Hungarian actress Zsa Zsa Gabor passed away on December 18, 2016 at the age of, probably, 99, with nine marriages to millionaires under her belt, leaving behind a legendarily luxurious life of extravagance.

Gabor, who began her career by winning Miss Hungary in 1936 often played the role of the femme fatale in her TV and film career. Later in her life, as she became a legend and celebrity in her own right, she often played herself.

"When you think of Zsa Zsa Gabor, you think of the word 'extravagant,'" said Brandon Smith, a UBS Wealth Strategist of the Advanced Planning Group. "I thought to myself: 'when was the last time I looked up the definition of it?' So I did this morning. It's defined as 'lacking restraint in spending money, or using resources.'"
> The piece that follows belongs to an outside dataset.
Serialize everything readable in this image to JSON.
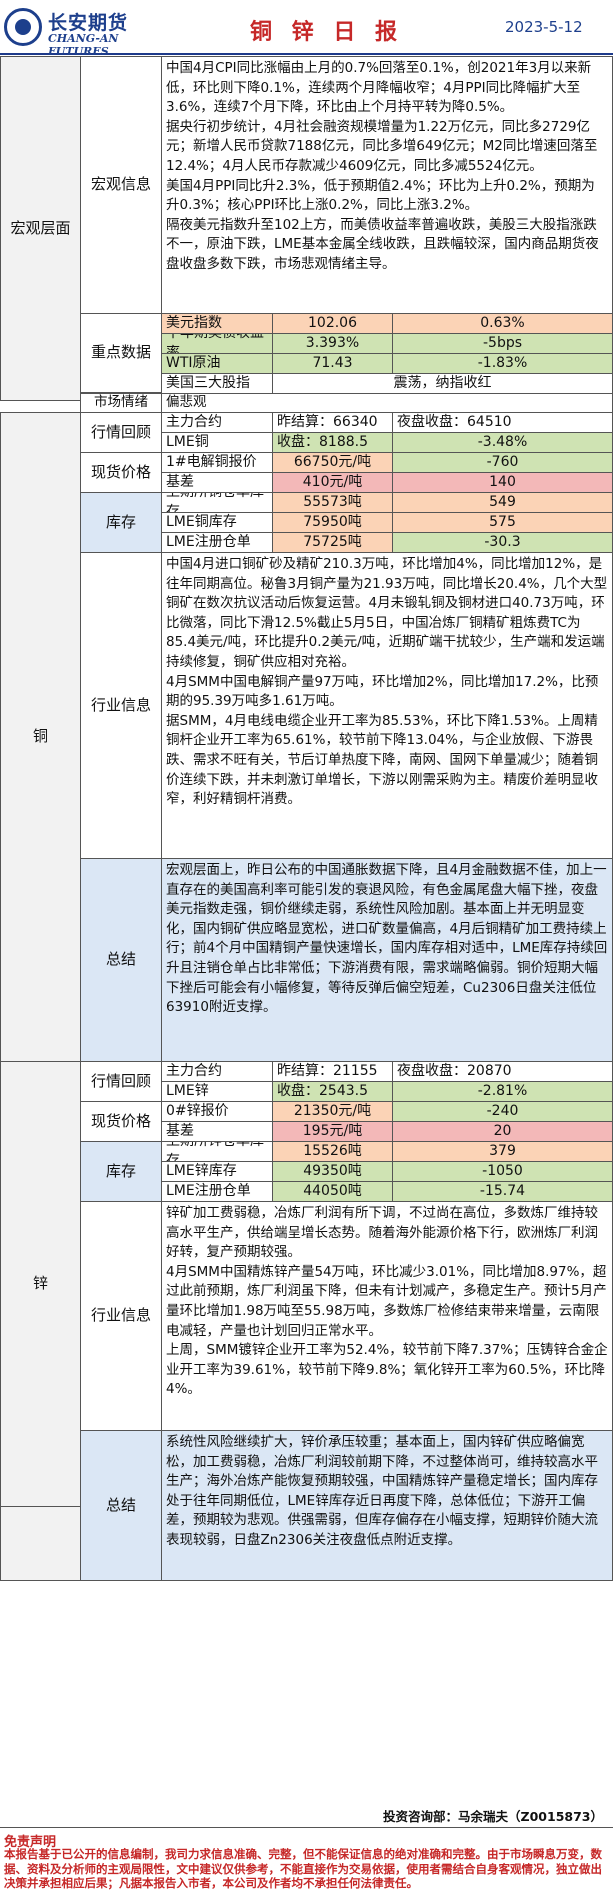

With that, this is certainly one of the best adjectives to describe her life. Gabor said herself: “I’m a compulsive buyer. Anything beautiful I see I want. That’s how we got the Waldorf Astoria. I told Conrad Hilton, ‘I want the Waldorf,’ and he bought it."

"We all know people like this," said Smith. "When we are dealing with Ultra High Net Worth clients, we see that every personality is idiosyncratic. We can't constrain clients from spending their money a certain way, but we can try to advise them, and help them deploy some intelligence in their financial decision-making."
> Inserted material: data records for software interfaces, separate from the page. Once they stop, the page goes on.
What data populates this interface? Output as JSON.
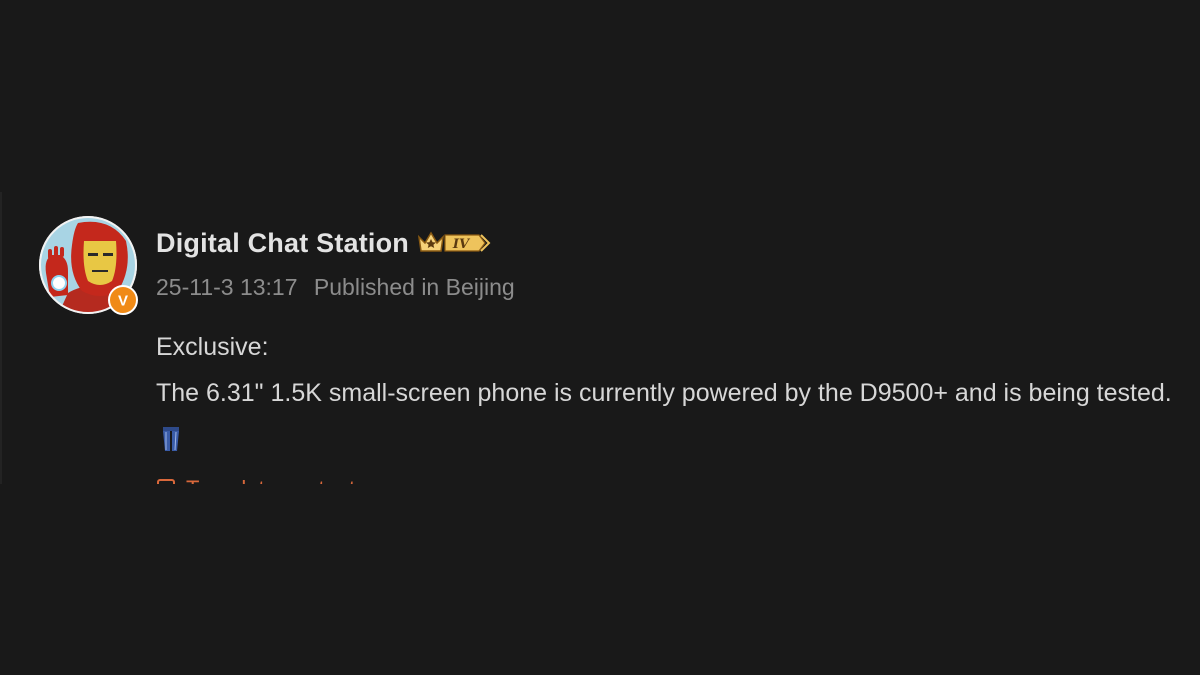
{
  "post": {
    "author": {
      "name": "Digital Chat Station",
      "level_badge": "IV",
      "verified_mark": "V",
      "avatar_icon": "iron-man-avatar-icon"
    },
    "meta": {
      "timestamp": "25-11-3 13:17",
      "location": "Published in Beijing"
    },
    "content": {
      "line1": "Exclusive:",
      "line2": "The 6.31\" 1.5K small-screen phone is currently powered by the D9500+ and is being tested.",
      "emoji_icon": "jeans-icon"
    },
    "translate": {
      "label": "Translate content",
      "icon": "translate-icon"
    }
  },
  "colors": {
    "background": "#191919",
    "author_text": "#e3e3e3",
    "meta_text": "#8c8c8c",
    "body_text": "#d7d7d7",
    "accent": "#d9683b",
    "badge_gold": "#e9b44c"
  }
}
Zsa Zsa, who was married nine times to a revolving door of very affluent men, including Hilton, an oil magnate, a Turkish diplomat, and ironically, a divorce lawyer.
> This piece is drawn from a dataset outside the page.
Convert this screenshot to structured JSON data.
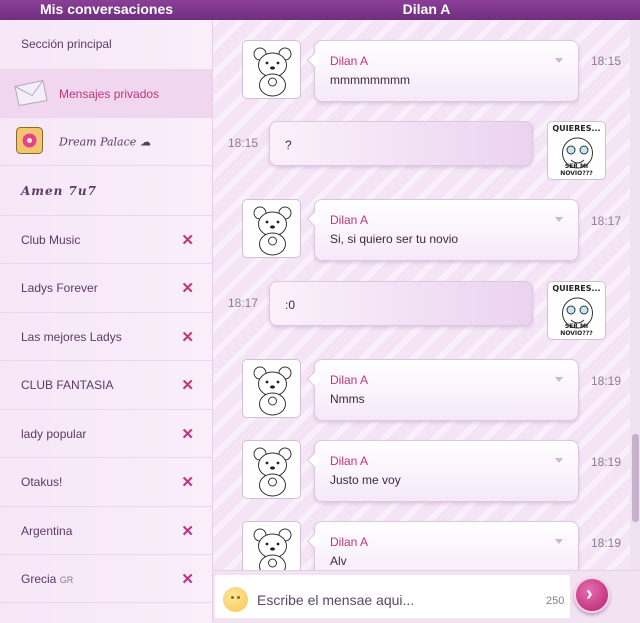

One of Gabor’s most notorious quotes was: "I never hated a man enough to give him his diamonds back."

Key takeaways:

  • Remember that gifts are largely irrevocable. If you decide to gift, understand that the person receiving it is then the ultimate owner, free to do whatever they want with it.
  • Gifting to a trust may allow a bit more control over the use of the property, but the relationship to the original owner has changed. Always think through your gifting and accept the truth that you are relinquishing ownership.
  • If your life or circumstances change, your planning should evolve accordingly.
  • How can you make the best estate planning decisions aligned with your goals? Talk with your UBS Financial Advisor.

Smith remarked: "We always remind clients that gifts are largely irrevocable. When we encourage a client to gift, or a client decides to gift, he or she needs to understand that the person receiving the gift is then the ultimate owner who can do whatever they want with it as it's then theirs and theirs alone. Gifting to a trust may allow a bit more control over the use of the property, but the relationship to the original owner has changed. So a client should always think through gifting, and be able to accept that truth."

Moving to another classic quote from Gabor: “The minute I understand a man, he is no longer exciting and a challenge to me. And the last thing in the world I want is for a man to understand me and know what’s always going on inside my head. It takes away from all my mystery, which, as I’ve told you before, is the most important thing between a man and a woman.”

Smith said although we all like predictability as humans, there is a sense of mystery that should be treasured in life—though accommodated by an estate plan that evolves alongside the individual.

"The thing with estate planning is that each time there's a significant life event, an estate plan should be revisited," said Smith. "If it's mystery one is looking for, and that compels you to get married nine times over 99 years, then you should make sure your planning changes accordingly. Whether those life changes are minimal or extreme, there will inevitably be changes which can and should be accommodated. You have to make sure your goals are achieved and hopefully you're happy with the result."

How can your gifting make the most impact for your loved ones? Together we can find an answer. Connect with your UBS Financial Advisor or find one.